(EXTRACTED RECORDS begins)
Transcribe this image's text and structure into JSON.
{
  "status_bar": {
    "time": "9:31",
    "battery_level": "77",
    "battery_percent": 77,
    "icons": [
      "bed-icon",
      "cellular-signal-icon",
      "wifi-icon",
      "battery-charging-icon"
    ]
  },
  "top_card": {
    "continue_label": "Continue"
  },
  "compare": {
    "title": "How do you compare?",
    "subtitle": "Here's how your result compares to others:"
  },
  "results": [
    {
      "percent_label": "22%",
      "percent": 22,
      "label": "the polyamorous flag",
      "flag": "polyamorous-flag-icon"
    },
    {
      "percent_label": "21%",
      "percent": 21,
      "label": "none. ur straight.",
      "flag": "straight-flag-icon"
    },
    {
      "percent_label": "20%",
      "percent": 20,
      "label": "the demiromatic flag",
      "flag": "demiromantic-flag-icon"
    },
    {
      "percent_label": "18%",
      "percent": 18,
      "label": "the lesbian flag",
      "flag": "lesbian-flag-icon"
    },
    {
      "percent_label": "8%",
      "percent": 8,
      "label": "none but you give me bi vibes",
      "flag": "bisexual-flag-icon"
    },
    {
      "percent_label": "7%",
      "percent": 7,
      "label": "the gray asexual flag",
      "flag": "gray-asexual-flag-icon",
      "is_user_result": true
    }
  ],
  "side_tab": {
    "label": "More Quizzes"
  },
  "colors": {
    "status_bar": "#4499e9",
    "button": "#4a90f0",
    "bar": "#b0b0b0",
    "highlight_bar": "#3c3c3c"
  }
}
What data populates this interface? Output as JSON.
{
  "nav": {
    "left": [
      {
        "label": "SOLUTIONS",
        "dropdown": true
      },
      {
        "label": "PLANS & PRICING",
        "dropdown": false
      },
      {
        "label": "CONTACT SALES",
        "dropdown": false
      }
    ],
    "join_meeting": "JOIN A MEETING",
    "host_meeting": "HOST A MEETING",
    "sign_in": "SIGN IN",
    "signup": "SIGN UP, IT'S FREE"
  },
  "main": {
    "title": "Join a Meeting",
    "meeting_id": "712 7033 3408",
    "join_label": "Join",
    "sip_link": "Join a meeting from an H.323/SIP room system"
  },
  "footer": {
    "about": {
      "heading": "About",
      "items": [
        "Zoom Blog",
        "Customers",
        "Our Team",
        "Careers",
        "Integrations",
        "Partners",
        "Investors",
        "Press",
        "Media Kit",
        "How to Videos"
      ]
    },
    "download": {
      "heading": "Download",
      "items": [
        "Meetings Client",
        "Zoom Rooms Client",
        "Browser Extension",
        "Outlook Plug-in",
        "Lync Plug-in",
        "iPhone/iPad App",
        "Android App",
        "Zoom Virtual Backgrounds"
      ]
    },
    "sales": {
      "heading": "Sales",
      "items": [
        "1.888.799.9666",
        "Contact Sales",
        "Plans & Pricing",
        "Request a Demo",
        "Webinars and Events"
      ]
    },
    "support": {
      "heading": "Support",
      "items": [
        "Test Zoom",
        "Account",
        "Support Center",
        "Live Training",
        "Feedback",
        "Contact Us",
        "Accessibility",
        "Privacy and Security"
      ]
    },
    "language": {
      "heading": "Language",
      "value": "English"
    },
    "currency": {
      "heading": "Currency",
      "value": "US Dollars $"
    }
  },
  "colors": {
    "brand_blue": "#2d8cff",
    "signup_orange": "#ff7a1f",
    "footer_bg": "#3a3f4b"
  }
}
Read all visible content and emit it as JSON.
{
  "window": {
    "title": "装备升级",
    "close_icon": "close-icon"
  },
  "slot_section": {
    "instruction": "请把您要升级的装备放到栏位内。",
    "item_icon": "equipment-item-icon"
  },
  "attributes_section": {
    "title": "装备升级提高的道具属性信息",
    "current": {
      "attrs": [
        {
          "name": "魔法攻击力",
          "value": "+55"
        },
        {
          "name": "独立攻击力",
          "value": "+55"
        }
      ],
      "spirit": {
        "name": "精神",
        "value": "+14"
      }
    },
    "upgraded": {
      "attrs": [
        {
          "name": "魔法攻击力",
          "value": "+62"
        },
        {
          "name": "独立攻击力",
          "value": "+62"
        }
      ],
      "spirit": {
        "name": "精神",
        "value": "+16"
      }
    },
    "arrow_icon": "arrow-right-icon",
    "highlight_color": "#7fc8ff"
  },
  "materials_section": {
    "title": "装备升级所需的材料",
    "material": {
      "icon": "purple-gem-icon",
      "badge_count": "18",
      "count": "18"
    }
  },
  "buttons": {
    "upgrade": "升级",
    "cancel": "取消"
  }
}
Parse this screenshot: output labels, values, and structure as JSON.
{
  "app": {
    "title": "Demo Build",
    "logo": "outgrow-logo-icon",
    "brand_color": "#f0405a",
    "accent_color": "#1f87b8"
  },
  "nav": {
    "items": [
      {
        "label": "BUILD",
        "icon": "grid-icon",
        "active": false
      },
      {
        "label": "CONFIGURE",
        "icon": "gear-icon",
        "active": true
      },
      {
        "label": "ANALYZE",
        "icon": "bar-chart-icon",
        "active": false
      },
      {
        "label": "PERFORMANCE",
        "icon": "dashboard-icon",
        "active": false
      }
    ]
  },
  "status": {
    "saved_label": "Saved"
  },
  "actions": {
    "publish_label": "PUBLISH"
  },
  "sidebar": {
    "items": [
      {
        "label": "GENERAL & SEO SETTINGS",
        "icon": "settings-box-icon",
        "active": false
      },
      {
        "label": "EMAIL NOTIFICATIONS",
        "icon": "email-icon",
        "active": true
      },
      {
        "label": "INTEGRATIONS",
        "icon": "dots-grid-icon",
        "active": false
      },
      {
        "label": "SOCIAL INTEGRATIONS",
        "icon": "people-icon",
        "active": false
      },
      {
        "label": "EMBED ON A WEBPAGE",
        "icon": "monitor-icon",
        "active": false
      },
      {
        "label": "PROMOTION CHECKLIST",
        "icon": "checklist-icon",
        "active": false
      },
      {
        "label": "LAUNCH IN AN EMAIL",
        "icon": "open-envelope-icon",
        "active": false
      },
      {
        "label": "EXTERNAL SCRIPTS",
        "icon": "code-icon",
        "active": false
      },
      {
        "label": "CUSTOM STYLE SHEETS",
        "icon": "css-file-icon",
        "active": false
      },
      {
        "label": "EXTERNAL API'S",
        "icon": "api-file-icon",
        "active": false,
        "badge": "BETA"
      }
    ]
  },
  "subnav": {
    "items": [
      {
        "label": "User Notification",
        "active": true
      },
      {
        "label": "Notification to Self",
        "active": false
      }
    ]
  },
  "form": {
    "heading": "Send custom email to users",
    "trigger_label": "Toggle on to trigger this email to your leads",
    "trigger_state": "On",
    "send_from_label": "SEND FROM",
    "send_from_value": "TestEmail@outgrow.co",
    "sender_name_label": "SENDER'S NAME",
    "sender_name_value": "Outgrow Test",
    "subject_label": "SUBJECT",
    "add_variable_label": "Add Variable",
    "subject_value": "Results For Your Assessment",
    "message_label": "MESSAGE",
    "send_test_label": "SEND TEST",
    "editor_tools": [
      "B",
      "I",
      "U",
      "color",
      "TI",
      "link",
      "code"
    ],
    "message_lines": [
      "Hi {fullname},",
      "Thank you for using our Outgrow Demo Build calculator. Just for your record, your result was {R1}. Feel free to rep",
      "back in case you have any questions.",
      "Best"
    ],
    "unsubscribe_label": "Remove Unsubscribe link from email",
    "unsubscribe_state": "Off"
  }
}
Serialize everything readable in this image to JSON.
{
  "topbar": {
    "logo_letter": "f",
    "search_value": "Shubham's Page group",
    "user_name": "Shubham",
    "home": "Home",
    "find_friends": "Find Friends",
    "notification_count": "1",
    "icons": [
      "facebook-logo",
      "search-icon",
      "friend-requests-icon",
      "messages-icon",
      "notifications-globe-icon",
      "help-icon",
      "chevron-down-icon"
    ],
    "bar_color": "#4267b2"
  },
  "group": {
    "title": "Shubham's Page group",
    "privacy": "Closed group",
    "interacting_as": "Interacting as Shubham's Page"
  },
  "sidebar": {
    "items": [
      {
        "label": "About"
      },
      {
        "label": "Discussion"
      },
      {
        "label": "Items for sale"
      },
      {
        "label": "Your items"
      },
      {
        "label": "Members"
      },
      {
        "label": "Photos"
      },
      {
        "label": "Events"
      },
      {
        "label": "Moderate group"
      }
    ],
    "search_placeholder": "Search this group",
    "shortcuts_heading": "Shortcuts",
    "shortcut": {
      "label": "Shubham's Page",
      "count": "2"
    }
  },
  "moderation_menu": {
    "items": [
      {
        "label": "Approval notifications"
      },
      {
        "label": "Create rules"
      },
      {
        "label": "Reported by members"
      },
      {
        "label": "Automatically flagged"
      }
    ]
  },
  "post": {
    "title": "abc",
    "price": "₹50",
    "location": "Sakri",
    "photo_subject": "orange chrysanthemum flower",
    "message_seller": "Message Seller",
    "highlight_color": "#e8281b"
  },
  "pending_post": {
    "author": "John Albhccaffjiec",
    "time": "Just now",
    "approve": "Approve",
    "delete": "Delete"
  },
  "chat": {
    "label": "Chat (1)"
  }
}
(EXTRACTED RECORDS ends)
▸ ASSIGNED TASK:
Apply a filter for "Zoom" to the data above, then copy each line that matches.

▸ FINISHED EXERCISE:
        "Zoom Blog",
        "Zoom Rooms Client",
        "Zoom Virtual Backgrounds"
        "Test Zoom",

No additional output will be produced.